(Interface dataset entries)

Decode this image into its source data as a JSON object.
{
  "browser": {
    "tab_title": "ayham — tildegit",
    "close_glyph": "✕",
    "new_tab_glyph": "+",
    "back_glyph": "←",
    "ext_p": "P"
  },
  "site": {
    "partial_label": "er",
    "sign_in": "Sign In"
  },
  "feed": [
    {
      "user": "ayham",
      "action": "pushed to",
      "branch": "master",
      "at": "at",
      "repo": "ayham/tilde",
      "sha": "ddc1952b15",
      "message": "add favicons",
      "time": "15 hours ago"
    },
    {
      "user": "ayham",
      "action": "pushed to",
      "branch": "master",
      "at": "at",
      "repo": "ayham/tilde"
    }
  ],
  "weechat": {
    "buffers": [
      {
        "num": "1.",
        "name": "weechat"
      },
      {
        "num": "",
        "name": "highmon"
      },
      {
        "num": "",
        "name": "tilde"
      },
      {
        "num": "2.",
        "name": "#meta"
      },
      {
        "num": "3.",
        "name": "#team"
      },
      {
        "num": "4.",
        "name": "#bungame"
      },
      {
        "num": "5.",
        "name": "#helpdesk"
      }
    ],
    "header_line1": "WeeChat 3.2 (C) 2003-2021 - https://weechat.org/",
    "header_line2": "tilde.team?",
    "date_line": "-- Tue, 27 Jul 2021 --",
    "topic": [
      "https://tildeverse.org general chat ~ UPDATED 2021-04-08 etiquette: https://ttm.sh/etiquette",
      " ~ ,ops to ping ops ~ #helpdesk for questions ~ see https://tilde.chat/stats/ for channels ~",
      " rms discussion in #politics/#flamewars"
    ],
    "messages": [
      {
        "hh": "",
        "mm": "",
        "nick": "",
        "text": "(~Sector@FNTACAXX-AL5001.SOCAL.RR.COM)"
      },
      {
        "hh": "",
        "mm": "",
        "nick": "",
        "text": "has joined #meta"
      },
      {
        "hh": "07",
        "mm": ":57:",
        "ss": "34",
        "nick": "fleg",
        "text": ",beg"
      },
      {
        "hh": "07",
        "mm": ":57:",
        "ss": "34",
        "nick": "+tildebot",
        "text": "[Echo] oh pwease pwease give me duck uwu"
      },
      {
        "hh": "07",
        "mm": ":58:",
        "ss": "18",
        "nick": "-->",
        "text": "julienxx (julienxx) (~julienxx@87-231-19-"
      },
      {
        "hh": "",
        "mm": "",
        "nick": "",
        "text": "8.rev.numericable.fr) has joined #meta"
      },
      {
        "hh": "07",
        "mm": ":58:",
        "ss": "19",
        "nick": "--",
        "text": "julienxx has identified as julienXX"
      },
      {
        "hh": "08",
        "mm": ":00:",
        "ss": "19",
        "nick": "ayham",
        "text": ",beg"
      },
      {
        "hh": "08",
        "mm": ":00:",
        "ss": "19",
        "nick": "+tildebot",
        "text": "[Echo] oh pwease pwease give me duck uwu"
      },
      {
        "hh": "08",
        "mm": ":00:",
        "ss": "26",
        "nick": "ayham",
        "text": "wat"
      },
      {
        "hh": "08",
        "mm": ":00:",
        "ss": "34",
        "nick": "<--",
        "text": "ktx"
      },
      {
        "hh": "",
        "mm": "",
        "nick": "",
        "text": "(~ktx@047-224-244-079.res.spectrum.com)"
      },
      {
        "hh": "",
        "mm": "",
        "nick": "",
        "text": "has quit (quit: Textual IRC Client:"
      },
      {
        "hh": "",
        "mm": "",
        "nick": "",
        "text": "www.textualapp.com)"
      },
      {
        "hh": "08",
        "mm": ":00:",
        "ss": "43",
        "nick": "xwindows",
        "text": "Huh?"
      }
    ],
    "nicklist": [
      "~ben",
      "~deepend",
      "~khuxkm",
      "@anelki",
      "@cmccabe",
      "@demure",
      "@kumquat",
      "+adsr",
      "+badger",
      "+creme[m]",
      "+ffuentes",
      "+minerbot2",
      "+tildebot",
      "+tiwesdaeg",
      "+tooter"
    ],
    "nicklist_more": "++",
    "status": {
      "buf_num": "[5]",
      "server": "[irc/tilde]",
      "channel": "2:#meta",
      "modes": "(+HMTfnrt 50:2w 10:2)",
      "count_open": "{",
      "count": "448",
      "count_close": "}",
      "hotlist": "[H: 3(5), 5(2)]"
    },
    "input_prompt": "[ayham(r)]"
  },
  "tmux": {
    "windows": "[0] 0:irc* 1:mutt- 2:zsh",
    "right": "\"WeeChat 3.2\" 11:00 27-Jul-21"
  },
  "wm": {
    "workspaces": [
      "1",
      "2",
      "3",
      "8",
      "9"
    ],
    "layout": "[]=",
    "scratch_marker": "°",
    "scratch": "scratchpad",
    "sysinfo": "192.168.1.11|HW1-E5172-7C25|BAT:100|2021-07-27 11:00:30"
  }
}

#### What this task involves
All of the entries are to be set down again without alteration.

#### Reply to the task
Decode this image into its source data as a JSON object.
{
  "browser": {
    "tab_title": "ayham — tildegit",
    "close_glyph": "✕",
    "new_tab_glyph": "+",
    "back_glyph": "←",
    "ext_p": "P"
  },
  "site": {
    "partial_label": "er",
    "sign_in": "Sign In"
  },
  "feed": [
    {
      "user": "ayham",
      "action": "pushed to",
      "branch": "master",
      "at": "at",
      "repo": "ayham/tilde",
      "sha": "ddc1952b15",
      "message": "add favicons",
      "time": "15 hours ago"
    },
    {
      "user": "ayham",
      "action": "pushed to",
      "branch": "master",
      "at": "at",
      "repo": "ayham/tilde"
    }
  ],
  "weechat": {
    "buffers": [
      {
        "num": "1.",
        "name": "weechat"
      },
      {
        "num": "",
        "name": "highmon"
      },
      {
        "num": "",
        "name": "tilde"
      },
      {
        "num": "2.",
        "name": "#meta"
      },
      {
        "num": "3.",
        "name": "#team"
      },
      {
        "num": "4.",
        "name": "#bungame"
      },
      {
        "num": "5.",
        "name": "#helpdesk"
      }
    ],
    "header_line1": "WeeChat 3.2 (C) 2003-2021 - https://weechat.org/",
    "header_line2": "tilde.team?",
    "date_line": "-- Tue, 27 Jul 2021 --",
    "topic": [
      "https://tildeverse.org general chat ~ UPDATED 2021-04-08 etiquette: https://ttm.sh/etiquette",
      " ~ ,ops to ping ops ~ #helpdesk for questions ~ see https://tilde.chat/stats/ for channels ~",
      " rms discussion in #politics/#flamewars"
    ],
    "messages": [
      {
        "hh": "",
        "mm": "",
        "nick": "",
        "text": "(~Sector@FNTACAXX-AL5001.SOCAL.RR.COM)"
      },
      {
        "hh": "",
        "mm": "",
        "nick": "",
        "text": "has joined #meta"
      },
      {
        "hh": "07",
        "mm": ":57:",
        "ss": "34",
        "nick": "fleg",
        "text": ",beg"
      },
      {
        "hh": "07",
        "mm": ":57:",
        "ss": "34",
        "nick": "+tildebot",
        "text": "[Echo] oh pwease pwease give me duck uwu"
      },
      {
        "hh": "07",
        "mm": ":58:",
        "ss": "18",
        "nick": "-->",
        "text": "julienxx (julienxx) (~julienxx@87-231-19-"
      },
      {
        "hh": "",
        "mm": "",
        "nick": "",
        "text": "8.rev.numericable.fr) has joined #meta"
      },
      {
        "hh": "07",
        "mm": ":58:",
        "ss": "19",
        "nick": "--",
        "text": "julienxx has identified as julienXX"
      },
      {
        "hh": "08",
        "mm": ":00:",
        "ss": "19",
        "nick": "ayham",
        "text": ",beg"
      },
      {
        "hh": "08",
        "mm": ":00:",
        "ss": "19",
        "nick": "+tildebot",
        "text": "[Echo] oh pwease pwease give me duck uwu"
      },
      {
        "hh": "08",
        "mm": ":00:",
        "ss": "26",
        "nick": "ayham",
        "text": "wat"
      },
      {
        "hh": "08",
        "mm": ":00:",
        "ss": "34",
        "nick": "<--",
        "text": "ktx"
      },
      {
        "hh": "",
        "mm": "",
        "nick": "",
        "text": "(~ktx@047-224-244-079.res.spectrum.com)"
      },
      {
        "hh": "",
        "mm": "",
        "nick": "",
        "text": "has quit (quit: Textual IRC Client:"
      },
      {
        "hh": "",
        "mm": "",
        "nick": "",
        "text": "www.textualapp.com)"
      },
      {
        "hh": "08",
        "mm": ":00:",
        "ss": "43",
        "nick": "xwindows",
        "text": "Huh?"
      }
    ],
    "nicklist": [
      "~ben",
      "~deepend",
      "~khuxkm",
      "@anelki",
      "@cmccabe",
      "@demure",
      "@kumquat",
      "+adsr",
      "+badger",
      "+creme[m]",
      "+ffuentes",
      "+minerbot2",
      "+tildebot",
      "+tiwesdaeg",
      "+tooter"
    ],
    "nicklist_more": "++",
    "status": {
      "buf_num": "[5]",
      "server": "[irc/tilde]",
      "channel": "2:#meta",
      "modes": "(+HMTfnrt 50:2w 10:2)",
      "count_open": "{",
      "count": "448",
      "count_close": "}",
      "hotlist": "[H: 3(5), 5(2)]"
    },
    "input_prompt": "[ayham(r)]"
  },
  "tmux": {
    "windows": "[0] 0:irc* 1:mutt- 2:zsh",
    "right": "\"WeeChat 3.2\" 11:00 27-Jul-21"
  },
  "wm": {
    "workspaces": [
      "1",
      "2",
      "3",
      "8",
      "9"
    ],
    "layout": "[]=",
    "scratch_marker": "°",
    "scratch": "scratchpad",
    "sysinfo": "192.168.1.11|HW1-E5172-7C25|BAT:100|2021-07-27 11:00:30"
  }
}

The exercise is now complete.